PROBLEM TO WORK ON. The answer is every line of the records that holds the word "storage", copied in full.

AVAILABLE RECORDS.
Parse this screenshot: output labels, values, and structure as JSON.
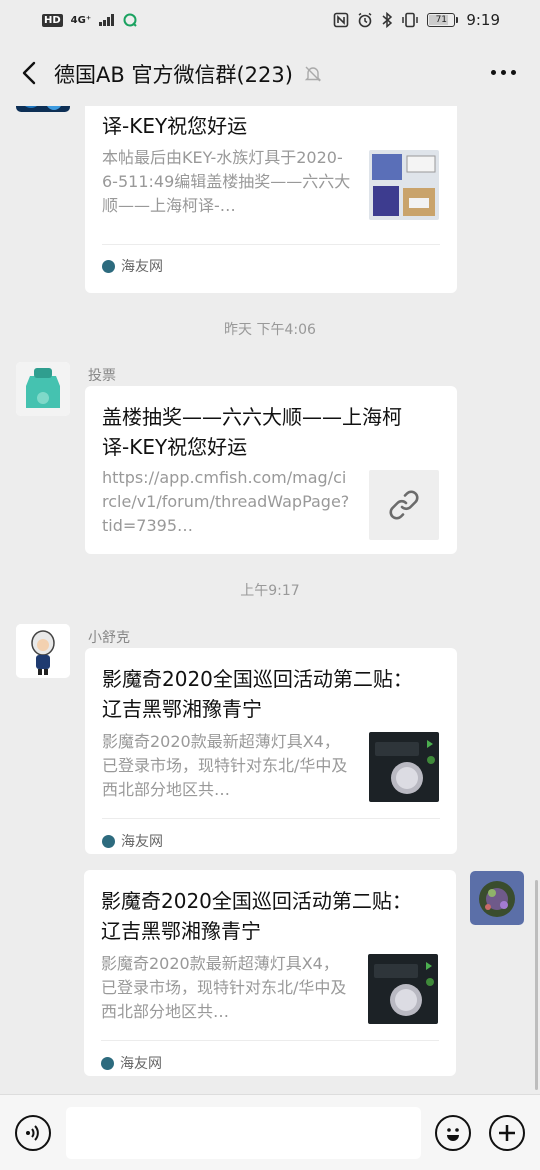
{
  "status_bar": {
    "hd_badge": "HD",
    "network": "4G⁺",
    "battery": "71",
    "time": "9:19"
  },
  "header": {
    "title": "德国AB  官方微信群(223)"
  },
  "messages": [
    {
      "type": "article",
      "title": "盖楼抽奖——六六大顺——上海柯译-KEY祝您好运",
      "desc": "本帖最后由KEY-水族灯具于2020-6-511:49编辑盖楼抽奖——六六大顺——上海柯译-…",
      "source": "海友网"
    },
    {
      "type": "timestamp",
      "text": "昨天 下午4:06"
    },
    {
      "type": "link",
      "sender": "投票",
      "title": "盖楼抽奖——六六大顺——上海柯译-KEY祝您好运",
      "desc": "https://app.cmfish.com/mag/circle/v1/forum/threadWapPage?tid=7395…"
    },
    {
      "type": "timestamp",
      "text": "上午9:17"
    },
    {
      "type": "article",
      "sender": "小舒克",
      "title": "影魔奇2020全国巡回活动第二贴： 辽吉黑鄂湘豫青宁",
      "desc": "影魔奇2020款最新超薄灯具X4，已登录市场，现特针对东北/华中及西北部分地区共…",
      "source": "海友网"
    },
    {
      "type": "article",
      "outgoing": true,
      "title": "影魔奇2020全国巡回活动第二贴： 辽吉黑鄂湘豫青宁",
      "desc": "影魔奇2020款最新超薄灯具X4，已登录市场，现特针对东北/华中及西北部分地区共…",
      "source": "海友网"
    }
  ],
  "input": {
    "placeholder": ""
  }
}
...
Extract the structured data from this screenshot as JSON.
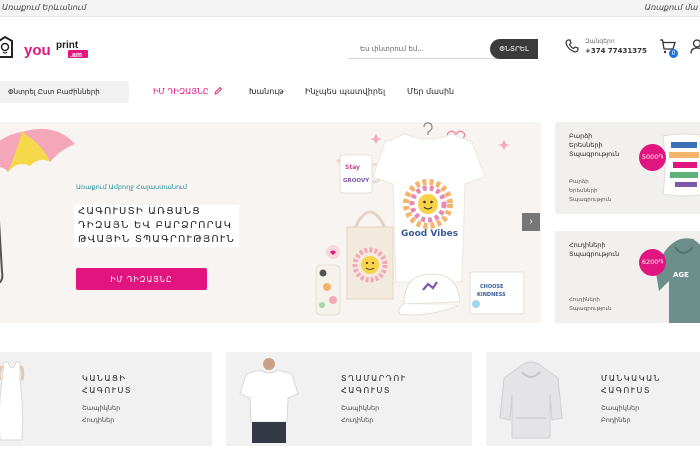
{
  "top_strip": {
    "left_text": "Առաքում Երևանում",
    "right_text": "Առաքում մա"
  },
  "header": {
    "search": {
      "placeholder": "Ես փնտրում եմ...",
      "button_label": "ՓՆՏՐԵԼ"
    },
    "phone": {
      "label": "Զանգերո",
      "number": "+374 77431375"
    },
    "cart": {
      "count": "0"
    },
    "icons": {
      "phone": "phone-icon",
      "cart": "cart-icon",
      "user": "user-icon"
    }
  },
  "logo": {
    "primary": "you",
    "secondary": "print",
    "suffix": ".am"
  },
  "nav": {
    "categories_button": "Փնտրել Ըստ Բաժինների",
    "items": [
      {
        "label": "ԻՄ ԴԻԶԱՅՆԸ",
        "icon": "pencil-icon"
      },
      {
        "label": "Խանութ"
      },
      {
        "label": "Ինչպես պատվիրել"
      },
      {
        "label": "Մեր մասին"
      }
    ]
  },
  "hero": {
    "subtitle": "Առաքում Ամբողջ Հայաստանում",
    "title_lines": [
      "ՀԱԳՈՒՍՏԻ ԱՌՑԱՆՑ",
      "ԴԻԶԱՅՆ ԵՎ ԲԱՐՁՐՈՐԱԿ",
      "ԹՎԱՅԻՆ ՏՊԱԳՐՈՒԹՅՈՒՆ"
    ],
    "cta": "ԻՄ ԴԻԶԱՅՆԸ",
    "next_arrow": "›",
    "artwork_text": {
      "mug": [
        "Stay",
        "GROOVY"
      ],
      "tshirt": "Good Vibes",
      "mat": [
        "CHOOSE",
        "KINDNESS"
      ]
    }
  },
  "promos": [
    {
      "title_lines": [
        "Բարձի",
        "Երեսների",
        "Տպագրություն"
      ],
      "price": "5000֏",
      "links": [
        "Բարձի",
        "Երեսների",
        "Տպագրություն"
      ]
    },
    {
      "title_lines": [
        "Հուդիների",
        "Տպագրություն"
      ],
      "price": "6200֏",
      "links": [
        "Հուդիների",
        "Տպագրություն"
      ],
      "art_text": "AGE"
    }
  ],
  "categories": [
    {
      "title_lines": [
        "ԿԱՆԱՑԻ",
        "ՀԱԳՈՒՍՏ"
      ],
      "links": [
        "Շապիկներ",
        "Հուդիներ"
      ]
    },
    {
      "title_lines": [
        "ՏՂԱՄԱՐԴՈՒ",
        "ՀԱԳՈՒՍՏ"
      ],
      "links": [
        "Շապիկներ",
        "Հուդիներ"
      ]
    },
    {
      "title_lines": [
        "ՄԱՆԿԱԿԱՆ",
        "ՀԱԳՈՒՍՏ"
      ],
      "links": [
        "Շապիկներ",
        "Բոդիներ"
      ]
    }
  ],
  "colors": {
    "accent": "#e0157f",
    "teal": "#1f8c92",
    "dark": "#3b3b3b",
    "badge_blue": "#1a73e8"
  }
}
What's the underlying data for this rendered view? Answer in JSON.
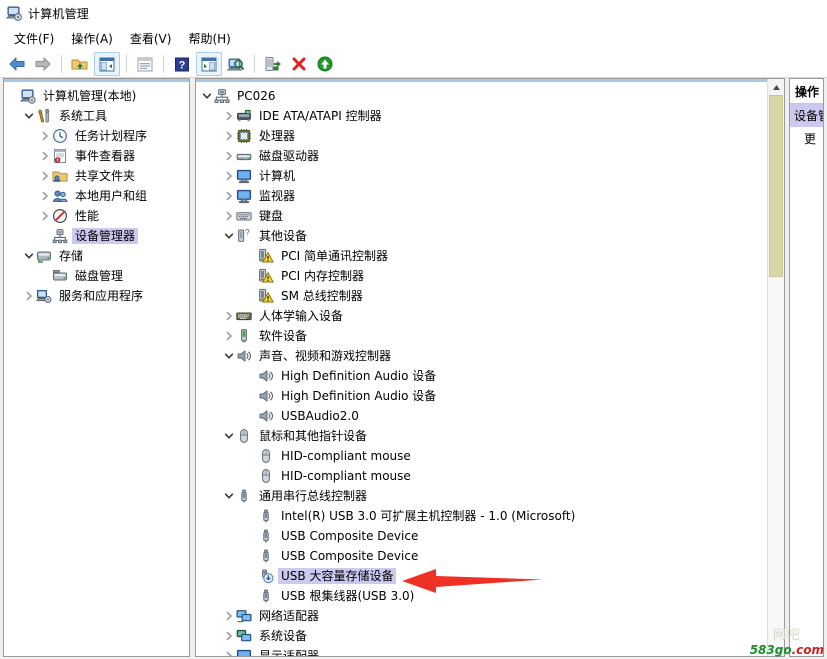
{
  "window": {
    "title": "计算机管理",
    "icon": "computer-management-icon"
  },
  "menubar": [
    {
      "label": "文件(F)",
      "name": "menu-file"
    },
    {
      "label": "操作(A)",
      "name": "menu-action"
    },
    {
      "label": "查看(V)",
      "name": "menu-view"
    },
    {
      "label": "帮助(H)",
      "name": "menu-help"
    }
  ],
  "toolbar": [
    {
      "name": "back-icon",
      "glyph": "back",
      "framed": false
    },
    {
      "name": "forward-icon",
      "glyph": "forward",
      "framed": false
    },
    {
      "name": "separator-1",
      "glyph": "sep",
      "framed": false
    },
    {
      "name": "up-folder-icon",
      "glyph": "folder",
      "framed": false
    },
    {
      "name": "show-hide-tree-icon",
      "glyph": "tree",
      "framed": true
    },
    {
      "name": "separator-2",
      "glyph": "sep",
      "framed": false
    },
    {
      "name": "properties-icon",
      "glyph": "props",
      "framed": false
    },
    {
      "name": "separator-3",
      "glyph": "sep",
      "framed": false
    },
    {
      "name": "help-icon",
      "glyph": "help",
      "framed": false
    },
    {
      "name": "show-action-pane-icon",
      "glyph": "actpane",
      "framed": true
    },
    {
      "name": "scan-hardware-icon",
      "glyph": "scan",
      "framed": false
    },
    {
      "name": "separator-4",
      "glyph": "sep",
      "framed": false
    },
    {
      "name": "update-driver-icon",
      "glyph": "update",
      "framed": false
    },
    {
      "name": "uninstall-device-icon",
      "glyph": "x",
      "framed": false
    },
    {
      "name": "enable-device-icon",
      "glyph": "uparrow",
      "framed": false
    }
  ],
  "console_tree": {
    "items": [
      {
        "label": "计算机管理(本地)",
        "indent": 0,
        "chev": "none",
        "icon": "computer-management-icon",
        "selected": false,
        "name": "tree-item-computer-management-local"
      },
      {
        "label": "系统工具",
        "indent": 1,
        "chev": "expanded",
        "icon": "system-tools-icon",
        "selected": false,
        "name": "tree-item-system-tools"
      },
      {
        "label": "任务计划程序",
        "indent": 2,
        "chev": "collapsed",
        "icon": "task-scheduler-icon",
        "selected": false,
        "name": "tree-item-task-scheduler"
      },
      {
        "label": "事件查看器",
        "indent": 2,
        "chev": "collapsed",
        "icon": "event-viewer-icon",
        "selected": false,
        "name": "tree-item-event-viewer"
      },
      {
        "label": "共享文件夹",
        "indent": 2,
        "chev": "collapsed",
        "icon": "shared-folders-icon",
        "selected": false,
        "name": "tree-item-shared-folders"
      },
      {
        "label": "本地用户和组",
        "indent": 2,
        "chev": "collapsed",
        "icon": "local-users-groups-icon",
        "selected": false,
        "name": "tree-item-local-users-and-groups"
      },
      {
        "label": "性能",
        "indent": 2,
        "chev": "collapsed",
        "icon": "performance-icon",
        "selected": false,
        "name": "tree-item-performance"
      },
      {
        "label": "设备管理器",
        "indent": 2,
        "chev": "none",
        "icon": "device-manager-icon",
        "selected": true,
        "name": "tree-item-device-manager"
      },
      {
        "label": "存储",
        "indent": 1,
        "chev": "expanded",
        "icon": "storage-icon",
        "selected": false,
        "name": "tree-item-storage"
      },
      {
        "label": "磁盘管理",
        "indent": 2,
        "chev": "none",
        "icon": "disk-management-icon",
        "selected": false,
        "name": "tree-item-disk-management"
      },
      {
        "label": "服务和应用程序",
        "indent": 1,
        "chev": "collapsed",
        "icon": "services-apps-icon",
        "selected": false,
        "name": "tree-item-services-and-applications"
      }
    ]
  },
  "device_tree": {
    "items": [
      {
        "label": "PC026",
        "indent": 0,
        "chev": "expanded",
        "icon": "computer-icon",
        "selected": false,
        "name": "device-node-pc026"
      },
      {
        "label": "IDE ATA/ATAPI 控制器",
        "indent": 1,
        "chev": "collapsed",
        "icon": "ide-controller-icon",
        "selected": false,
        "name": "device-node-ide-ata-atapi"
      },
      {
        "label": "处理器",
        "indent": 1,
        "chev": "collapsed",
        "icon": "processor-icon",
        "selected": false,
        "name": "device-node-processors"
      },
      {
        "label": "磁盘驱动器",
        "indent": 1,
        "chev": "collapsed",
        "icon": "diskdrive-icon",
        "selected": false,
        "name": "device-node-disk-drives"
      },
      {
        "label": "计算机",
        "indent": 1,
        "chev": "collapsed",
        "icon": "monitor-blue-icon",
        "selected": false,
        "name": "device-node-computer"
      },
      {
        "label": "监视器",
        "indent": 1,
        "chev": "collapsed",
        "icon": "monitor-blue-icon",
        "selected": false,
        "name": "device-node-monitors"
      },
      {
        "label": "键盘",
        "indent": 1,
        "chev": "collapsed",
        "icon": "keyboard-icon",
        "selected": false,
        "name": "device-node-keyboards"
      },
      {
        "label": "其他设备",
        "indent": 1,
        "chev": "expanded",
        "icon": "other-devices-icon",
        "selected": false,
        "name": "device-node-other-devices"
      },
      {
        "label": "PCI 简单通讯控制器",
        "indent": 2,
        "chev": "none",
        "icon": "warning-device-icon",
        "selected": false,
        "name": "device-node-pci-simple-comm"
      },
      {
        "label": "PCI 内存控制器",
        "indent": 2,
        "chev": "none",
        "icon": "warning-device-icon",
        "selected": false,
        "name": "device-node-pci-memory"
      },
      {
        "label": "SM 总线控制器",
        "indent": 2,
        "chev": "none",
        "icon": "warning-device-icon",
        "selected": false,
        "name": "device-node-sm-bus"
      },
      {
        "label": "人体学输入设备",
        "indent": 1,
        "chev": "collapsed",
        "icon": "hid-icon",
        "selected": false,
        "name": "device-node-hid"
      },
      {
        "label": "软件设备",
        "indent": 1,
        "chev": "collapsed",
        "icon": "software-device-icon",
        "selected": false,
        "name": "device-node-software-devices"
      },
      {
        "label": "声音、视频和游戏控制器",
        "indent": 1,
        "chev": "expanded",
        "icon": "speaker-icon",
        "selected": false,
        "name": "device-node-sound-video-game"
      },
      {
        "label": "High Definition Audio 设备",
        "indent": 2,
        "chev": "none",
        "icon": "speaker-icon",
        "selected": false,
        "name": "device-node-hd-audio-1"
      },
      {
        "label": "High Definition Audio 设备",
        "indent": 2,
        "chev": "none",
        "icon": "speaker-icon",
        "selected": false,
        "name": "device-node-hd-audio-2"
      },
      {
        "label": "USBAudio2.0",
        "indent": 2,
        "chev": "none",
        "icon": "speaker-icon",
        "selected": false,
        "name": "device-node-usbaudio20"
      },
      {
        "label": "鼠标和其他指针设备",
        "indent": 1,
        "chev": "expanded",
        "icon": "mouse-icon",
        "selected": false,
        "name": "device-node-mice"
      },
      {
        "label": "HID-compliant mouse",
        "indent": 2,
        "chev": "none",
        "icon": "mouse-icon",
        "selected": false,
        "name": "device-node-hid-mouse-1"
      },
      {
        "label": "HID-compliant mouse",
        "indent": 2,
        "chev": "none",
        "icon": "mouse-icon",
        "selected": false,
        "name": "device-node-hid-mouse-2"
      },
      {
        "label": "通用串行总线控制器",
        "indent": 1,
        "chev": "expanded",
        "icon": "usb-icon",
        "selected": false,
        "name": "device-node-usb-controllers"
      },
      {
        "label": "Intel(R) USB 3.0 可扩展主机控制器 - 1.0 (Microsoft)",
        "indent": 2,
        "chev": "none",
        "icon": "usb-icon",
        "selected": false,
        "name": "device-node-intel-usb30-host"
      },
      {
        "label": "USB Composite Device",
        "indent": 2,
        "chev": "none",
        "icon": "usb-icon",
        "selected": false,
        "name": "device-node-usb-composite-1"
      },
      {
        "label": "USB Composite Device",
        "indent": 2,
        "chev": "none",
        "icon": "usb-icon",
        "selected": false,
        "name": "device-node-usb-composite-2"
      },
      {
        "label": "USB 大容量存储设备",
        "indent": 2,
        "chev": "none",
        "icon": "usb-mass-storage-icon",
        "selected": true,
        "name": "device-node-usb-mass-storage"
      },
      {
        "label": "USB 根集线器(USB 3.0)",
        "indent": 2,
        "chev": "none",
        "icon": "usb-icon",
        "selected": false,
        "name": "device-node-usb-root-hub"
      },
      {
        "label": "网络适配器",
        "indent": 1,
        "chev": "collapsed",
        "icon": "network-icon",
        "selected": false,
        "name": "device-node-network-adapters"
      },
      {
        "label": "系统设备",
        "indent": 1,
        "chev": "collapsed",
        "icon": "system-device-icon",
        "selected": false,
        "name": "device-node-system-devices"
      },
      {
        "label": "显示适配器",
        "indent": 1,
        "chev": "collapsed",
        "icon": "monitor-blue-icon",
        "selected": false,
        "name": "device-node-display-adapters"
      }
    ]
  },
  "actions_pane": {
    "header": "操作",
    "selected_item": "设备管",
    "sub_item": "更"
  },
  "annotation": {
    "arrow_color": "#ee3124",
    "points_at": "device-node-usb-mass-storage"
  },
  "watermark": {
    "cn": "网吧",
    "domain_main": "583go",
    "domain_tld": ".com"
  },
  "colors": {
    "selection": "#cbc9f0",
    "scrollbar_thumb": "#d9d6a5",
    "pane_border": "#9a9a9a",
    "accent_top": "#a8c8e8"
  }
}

RESULT.
        "icon": "storage-icon",
        "name": "tree-item-storage"
        "icon": "usb-mass-storage-icon",
        "name": "device-node-usb-mass-storage"
    "points_at": "device-node-usb-mass-storage"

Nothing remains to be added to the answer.